As with a lot of individual definitions of ‘compliance’ being OH&S compliant can trigger a lot of different interpretations; not always are employers aware of the bigger picture.

Let’s go back to the dictionary definition of Compliance; a noun with the meaning of conforming to a rule, such as a specification,  policy,  standard or law. When applied to OH&S or any other operational function it is therefore important that all aspects of performance and functionality are considered in conjunction with compliance obligations and organisational risk management methodology.

Occupational health and safety is about protecting the workforce, visitors and the general public from physical danger as well as protecting the mental wellbeing of employees. Should something go wrong the most tragic outcome can be death.  The Safework Australia website reports that 75 workplace related deaths occurred between January and April this year with the highest occurrence from public road crashes.

The starting points for improving workplace health and safety are commitment to a safe working environment stemming from a duty of care and implementing well thought out organisational policies and procedures that engage the understanding of all concerned and which can form part of ongoing organisational training and job related briefings.

Compliance Essentials can assist your organisation to put in place robust policies and procedures; contact us on 1300 602 880 for an initial discussion or visit our website at www.complianceessentials.com.au.

Always a minefield and yes, there are big issues in keeping a workplace safe for staff and visitors, but the details should not be overlooked.  Do you make sure that safety jackets are work by all those acceessing relevant areas?  Is the first aid cabinet fully stocked and readily accessible?  Who is in the building? – a lot of organisations fail to keep tabs on visitors.  What about an emergency evacuation plan?  These are some of the items that are part and parcel of the bigger issue picture.

Being safe is about mitigating risk exposure wherever a risk can arise in the work place.

Why not give us a call and have a chat with us about our fixed fee site OH&S audit – free phone 1300 602 8802.

The Compliance Essentials Team


There are several Compliance Codes that are available on the Worksafe Victoria website to assist employers to comply with their OH&S obligations and responsibilities.  For an initial view of OH&S compliance contact us at Compliance Essentials and find out more on our OH&S site audit and how we can assist your organisation to stay compliant – free phone 1300 602 880.

The Compliance Essentials Team

Benefits of outsourcing

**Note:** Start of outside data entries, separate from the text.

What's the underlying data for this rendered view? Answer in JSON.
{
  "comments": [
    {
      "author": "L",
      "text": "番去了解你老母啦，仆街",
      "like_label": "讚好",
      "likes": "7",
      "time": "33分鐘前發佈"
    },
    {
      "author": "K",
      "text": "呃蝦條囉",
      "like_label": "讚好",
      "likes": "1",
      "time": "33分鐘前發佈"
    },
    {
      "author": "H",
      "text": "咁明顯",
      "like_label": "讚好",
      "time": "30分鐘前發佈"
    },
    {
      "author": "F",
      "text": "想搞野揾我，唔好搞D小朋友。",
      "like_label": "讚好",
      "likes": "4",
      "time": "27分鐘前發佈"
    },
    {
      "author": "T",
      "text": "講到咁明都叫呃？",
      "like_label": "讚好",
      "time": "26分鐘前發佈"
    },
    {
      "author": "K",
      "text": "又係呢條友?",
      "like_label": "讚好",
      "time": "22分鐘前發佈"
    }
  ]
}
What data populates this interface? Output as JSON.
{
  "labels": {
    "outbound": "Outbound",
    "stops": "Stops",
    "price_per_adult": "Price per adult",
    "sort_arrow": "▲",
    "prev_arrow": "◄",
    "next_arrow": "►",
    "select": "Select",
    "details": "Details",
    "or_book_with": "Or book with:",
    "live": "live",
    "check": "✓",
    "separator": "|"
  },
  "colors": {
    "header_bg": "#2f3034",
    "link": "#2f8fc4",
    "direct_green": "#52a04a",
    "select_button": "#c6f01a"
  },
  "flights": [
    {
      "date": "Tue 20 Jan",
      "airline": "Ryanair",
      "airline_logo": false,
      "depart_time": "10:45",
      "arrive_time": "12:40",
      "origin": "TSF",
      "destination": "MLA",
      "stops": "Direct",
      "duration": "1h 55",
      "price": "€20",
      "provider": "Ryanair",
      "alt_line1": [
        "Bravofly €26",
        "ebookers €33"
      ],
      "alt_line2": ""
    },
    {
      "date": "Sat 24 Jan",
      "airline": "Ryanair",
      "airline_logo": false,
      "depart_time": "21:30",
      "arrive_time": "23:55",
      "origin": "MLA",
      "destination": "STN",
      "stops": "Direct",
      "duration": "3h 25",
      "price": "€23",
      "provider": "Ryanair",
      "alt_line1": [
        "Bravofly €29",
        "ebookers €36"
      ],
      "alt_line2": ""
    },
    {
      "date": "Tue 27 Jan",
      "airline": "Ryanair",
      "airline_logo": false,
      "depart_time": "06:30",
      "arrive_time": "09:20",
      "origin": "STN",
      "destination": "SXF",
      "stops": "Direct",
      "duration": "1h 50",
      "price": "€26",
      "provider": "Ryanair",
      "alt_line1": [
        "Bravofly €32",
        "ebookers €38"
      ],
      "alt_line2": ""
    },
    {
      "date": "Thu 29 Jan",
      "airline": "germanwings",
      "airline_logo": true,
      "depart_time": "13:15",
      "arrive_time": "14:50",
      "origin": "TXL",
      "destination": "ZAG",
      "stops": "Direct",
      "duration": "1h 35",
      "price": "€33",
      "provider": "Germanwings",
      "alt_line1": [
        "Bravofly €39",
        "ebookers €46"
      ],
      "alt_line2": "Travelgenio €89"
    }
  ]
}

It isn’t an easy market at present and some employers may feel this is not the time to take on new or additional staff to look after non-core business areas.

Outsourcing is one way of coping with additional workloads without a long term financial commitment to wages, superannuation, paying leave entitltements, additional workcover premium etc.  Outsourcing is a very effective way to keep things moving, and so cut down on the risk of system gaps or jobs left undone and at the same time taking pressure off other key personnel leaving them time to concentrate on core business aims and objectives.

Compliance Essentials offers outsourced HR management and Return to Work management, you can call us on 1300 602 880 and we can arrange a no fee, no obligation chat to discuss your business’ needs.

Australia isn’t far away from OH&S Harmonisation; some employers are dragging their heels in this respect.  Adopting a compliant culture, be it in relation to OH&S and/or to other legislation that applies to organisational activities, is not applying a policing regime it is a formula for recognising and enmeshing responsibilities and obligations into an organisation at the same time reviewing business activities to work towards continuous improvement and best practice; helping the bottom line.

Compliance Essentials offers an introductory, no obligation, discussion to assist businesses with compliance concerns.  www.complianceessentials.com.au